What is being asked
Every entry below should be written out again exactly.

BEGIN

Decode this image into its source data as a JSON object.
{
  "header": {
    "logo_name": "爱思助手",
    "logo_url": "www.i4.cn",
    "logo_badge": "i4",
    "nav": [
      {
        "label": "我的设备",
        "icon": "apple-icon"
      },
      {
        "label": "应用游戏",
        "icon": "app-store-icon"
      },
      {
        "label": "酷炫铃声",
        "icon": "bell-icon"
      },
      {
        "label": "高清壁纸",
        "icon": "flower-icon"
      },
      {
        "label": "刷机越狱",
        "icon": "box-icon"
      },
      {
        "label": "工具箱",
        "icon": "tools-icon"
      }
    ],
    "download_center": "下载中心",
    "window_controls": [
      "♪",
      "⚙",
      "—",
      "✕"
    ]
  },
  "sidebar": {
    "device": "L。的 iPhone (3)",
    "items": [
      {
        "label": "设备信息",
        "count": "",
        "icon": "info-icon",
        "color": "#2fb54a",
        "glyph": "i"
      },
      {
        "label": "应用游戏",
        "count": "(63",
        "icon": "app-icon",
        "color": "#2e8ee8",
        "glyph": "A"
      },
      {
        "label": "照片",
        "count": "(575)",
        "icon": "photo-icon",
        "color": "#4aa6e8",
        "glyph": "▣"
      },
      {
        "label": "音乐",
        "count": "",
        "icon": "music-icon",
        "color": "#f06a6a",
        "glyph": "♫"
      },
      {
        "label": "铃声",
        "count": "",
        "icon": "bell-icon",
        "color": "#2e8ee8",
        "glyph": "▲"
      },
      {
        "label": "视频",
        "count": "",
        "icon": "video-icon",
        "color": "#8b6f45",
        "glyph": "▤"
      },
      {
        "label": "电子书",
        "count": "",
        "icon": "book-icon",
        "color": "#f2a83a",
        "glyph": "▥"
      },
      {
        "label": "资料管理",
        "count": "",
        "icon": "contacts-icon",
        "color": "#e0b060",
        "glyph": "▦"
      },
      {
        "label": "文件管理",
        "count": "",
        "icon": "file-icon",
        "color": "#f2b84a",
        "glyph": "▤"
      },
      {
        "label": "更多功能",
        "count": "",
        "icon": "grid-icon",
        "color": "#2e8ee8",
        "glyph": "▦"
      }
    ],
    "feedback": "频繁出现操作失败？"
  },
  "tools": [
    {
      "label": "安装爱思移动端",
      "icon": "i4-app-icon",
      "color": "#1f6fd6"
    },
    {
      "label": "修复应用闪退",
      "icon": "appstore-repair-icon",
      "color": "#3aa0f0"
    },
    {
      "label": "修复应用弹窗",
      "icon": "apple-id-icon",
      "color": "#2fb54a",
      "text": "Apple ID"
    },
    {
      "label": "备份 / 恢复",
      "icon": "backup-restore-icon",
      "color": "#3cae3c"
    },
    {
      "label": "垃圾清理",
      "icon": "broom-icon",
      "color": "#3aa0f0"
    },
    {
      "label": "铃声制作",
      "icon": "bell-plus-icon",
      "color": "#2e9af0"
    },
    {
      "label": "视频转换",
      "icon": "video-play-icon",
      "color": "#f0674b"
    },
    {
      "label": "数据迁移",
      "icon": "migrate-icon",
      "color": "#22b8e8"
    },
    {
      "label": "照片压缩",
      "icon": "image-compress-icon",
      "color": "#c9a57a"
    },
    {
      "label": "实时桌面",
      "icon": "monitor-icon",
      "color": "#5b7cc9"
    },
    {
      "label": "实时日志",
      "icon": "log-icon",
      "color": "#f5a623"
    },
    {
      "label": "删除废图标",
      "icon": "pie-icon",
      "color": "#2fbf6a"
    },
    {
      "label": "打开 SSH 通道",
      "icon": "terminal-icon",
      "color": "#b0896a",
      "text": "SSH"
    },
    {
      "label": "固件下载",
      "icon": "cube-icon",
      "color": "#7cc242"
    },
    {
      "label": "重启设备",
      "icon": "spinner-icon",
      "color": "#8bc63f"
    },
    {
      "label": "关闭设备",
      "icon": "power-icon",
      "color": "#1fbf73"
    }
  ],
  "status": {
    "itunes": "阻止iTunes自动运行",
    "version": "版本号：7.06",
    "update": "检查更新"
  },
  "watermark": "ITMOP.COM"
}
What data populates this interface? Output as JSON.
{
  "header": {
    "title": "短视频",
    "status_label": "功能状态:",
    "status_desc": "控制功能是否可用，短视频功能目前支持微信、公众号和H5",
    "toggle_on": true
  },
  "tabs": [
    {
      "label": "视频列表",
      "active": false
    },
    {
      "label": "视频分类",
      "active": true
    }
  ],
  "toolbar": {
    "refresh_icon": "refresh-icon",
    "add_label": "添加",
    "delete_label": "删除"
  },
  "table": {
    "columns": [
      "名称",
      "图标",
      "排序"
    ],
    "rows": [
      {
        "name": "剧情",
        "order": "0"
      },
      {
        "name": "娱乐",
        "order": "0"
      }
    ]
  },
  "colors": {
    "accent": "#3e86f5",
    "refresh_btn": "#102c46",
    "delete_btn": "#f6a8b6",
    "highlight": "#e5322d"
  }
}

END

Result of this exercise
Decode this image into its source data as a JSON object.
{
  "header": {
    "logo_name": "爱思助手",
    "logo_url": "www.i4.cn",
    "logo_badge": "i4",
    "nav": [
      {
        "label": "我的设备",
        "icon": "apple-icon"
      },
      {
        "label": "应用游戏",
        "icon": "app-store-icon"
      },
      {
        "label": "酷炫铃声",
        "icon": "bell-icon"
      },
      {
        "label": "高清壁纸",
        "icon": "flower-icon"
      },
      {
        "label": "刷机越狱",
        "icon": "box-icon"
      },
      {
        "label": "工具箱",
        "icon": "tools-icon"
      }
    ],
    "download_center": "下载中心",
    "window_controls": [
      "♪",
      "⚙",
      "—",
      "✕"
    ]
  },
  "sidebar": {
    "device": "L。的 iPhone (3)",
    "items": [
      {
        "label": "设备信息",
        "count": "",
        "icon": "info-icon",
        "color": "#2fb54a",
        "glyph": "i"
      },
      {
        "label": "应用游戏",
        "count": "(63",
        "icon": "app-icon",
        "color": "#2e8ee8",
        "glyph": "A"
      },
      {
        "label": "照片",
        "count": "(575)",
        "icon": "photo-icon",
        "color": "#4aa6e8",
        "glyph": "▣"
      },
      {
        "label": "音乐",
        "count": "",
        "icon": "music-icon",
        "color": "#f06a6a",
        "glyph": "♫"
      },
      {
        "label": "铃声",
        "count": "",
        "icon": "bell-icon",
        "color": "#2e8ee8",
        "glyph": "▲"
      },
      {
        "label": "视频",
        "count": "",
        "icon": "video-icon",
        "color": "#8b6f45",
        "glyph": "▤"
      },
      {
        "label": "电子书",
        "count": "",
        "icon": "book-icon",
        "color": "#f2a83a",
        "glyph": "▥"
      },
      {
        "label": "资料管理",
        "count": "",
        "icon": "contacts-icon",
        "color": "#e0b060",
        "glyph": "▦"
      },
      {
        "label": "文件管理",
        "count": "",
        "icon": "file-icon",
        "color": "#f2b84a",
        "glyph": "▤"
      },
      {
        "label": "更多功能",
        "count": "",
        "icon": "grid-icon",
        "color": "#2e8ee8",
        "glyph": "▦"
      }
    ],
    "feedback": "频繁出现操作失败？"
  },
  "tools": [
    {
      "label": "安装爱思移动端",
      "icon": "i4-app-icon",
      "color": "#1f6fd6"
    },
    {
      "label": "修复应用闪退",
      "icon": "appstore-repair-icon",
      "color": "#3aa0f0"
    },
    {
      "label": "修复应用弹窗",
      "icon": "apple-id-icon",
      "color": "#2fb54a",
      "text": "Apple ID"
    },
    {
      "label": "备份 / 恢复",
      "icon": "backup-restore-icon",
      "color": "#3cae3c"
    },
    {
      "label": "垃圾清理",
      "icon": "broom-icon",
      "color": "#3aa0f0"
    },
    {
      "label": "铃声制作",
      "icon": "bell-plus-icon",
      "color": "#2e9af0"
    },
    {
      "label": "视频转换",
      "icon": "video-play-icon",
      "color": "#f0674b"
    },
    {
      "label": "数据迁移",
      "icon": "migrate-icon",
      "color": "#22b8e8"
    },
    {
      "label": "照片压缩",
      "icon": "image-compress-icon",
      "color": "#c9a57a"
    },
    {
      "label": "实时桌面",
      "icon": "monitor-icon",
      "color": "#5b7cc9"
    },
    {
      "label": "实时日志",
      "icon": "log-icon",
      "color": "#f5a623"
    },
    {
      "label": "删除废图标",
      "icon": "pie-icon",
      "color": "#2fbf6a"
    },
    {
      "label": "打开 SSH 通道",
      "icon": "terminal-icon",
      "color": "#b0896a",
      "text": "SSH"
    },
    {
      "label": "固件下载",
      "icon": "cube-icon",
      "color": "#7cc242"
    },
    {
      "label": "重启设备",
      "icon": "spinner-icon",
      "color": "#8bc63f"
    },
    {
      "label": "关闭设备",
      "icon": "power-icon",
      "color": "#1fbf73"
    }
  ],
  "status": {
    "itunes": "阻止iTunes自动运行",
    "version": "版本号：7.06",
    "update": "检查更新"
  },
  "watermark": "ITMOP.COM"
}
What data populates this interface? Output as JSON.
{
  "header": {
    "title": "短视频",
    "status_label": "功能状态:",
    "status_desc": "控制功能是否可用，短视频功能目前支持微信、公众号和H5",
    "toggle_on": true
  },
  "tabs": [
    {
      "label": "视频列表",
      "active": false
    },
    {
      "label": "视频分类",
      "active": true
    }
  ],
  "toolbar": {
    "refresh_icon": "refresh-icon",
    "add_label": "添加",
    "delete_label": "删除"
  },
  "table": {
    "columns": [
      "名称",
      "图标",
      "排序"
    ],
    "rows": [
      {
        "name": "剧情",
        "order": "0"
      },
      {
        "name": "娱乐",
        "order": "0"
      }
    ]
  },
  "colors": {
    "accent": "#3e86f5",
    "refresh_btn": "#102c46",
    "delete_btn": "#f6a8b6",
    "highlight": "#e5322d"
  }
}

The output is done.